- Opening Delimiter -
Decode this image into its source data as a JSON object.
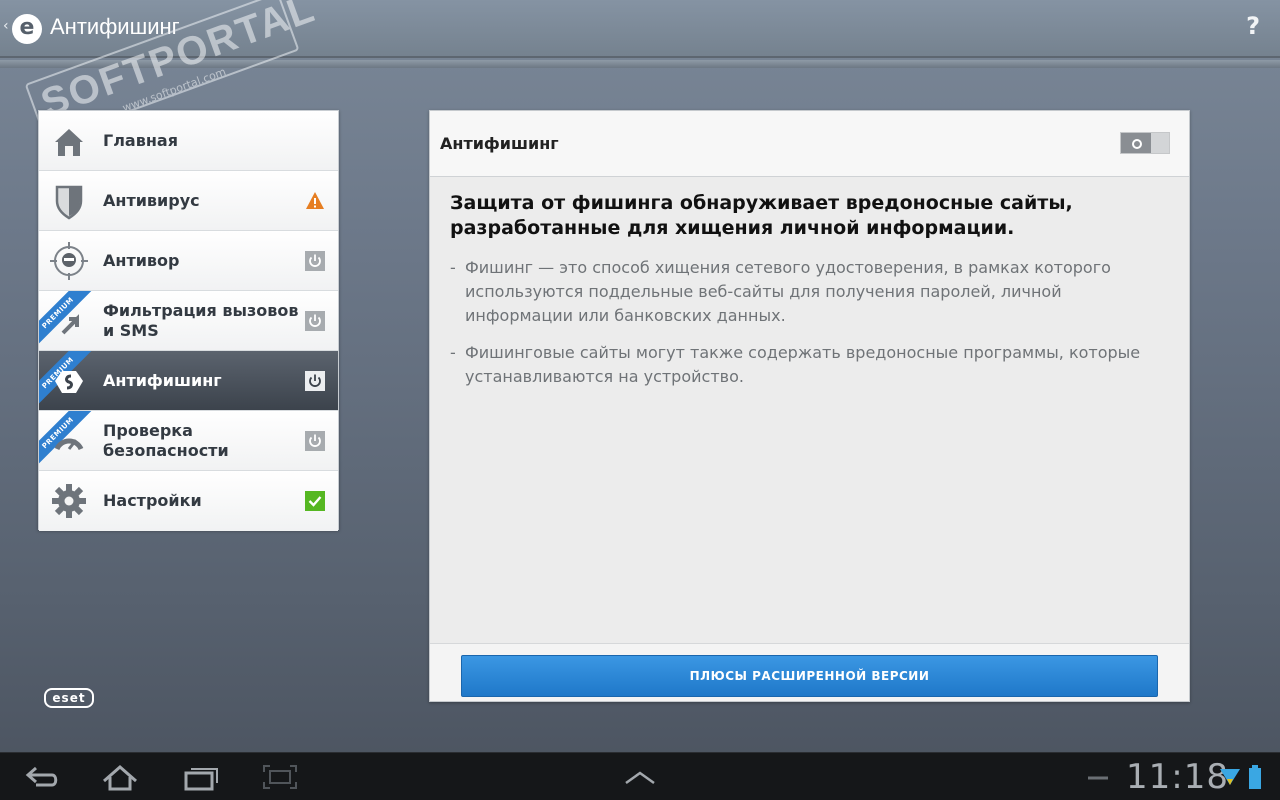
{
  "app": {
    "title": "Антифишинг",
    "help_label": "?",
    "back_glyph": "‹",
    "logo_letter": "e"
  },
  "watermark": {
    "brand": "SOFTPORTAL",
    "url": "www.softportal.com",
    "tm": "™"
  },
  "sidebar": {
    "items": [
      {
        "label": "Главная",
        "icon": "home-icon",
        "status": "none",
        "premium": false,
        "active": false
      },
      {
        "label": "Антивирус",
        "icon": "shield-icon",
        "status": "warning",
        "premium": false,
        "active": false
      },
      {
        "label": "Антивор",
        "icon": "target-icon",
        "status": "power",
        "premium": false,
        "active": false
      },
      {
        "label": "Фильтрация вызовов и SMS",
        "icon": "call-filter-icon",
        "status": "power",
        "premium": true,
        "active": false
      },
      {
        "label": "Антифишинг",
        "icon": "antiphishing-icon",
        "status": "power",
        "premium": true,
        "active": true
      },
      {
        "label": "Проверка безопасности",
        "icon": "gauge-icon",
        "status": "power",
        "premium": true,
        "active": false
      },
      {
        "label": "Настройки",
        "icon": "gear-icon",
        "status": "check",
        "premium": false,
        "active": false
      }
    ],
    "premium_label": "PREMIUM"
  },
  "brand_logo": "eset",
  "panel": {
    "title": "Антифишинг",
    "toggle_state": "off",
    "heading": "Защита от фишинга обнаруживает вредоносные сайты, разработанные для хищения личной информации.",
    "bullets": [
      "Фишинг — это способ хищения сетевого удостоверения, в рамках которого используются поддельные веб-сайты для получения паролей, личной информации или банковских данных.",
      "Фишинговые сайты могут также содержать вредоносные программы, которые устанавливаются на устройство."
    ],
    "upgrade_button": "ПЛЮСЫ РАСШИРЕННОЙ ВЕРСИИ"
  },
  "systembar": {
    "clock": "11:18",
    "buttons": [
      "back-icon",
      "home-icon",
      "recent-apps-icon",
      "screenshot-icon",
      "chevron-up-icon"
    ]
  },
  "colors": {
    "accent_blue": "#1f78c9",
    "warning_orange": "#e67e22",
    "check_green": "#55b722",
    "active_item": "#3c434c"
  }
}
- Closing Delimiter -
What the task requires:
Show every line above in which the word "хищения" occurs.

Your response:
    "heading": "Защита от фишинга обнаруживает вредоносные сайты, разработанные для хищения личной информации.",
      "Фишинг — это способ хищения сетевого удостоверения, в рамках которого используются поддельные веб-сайты для получения паролей, личной информации или банковских данных.",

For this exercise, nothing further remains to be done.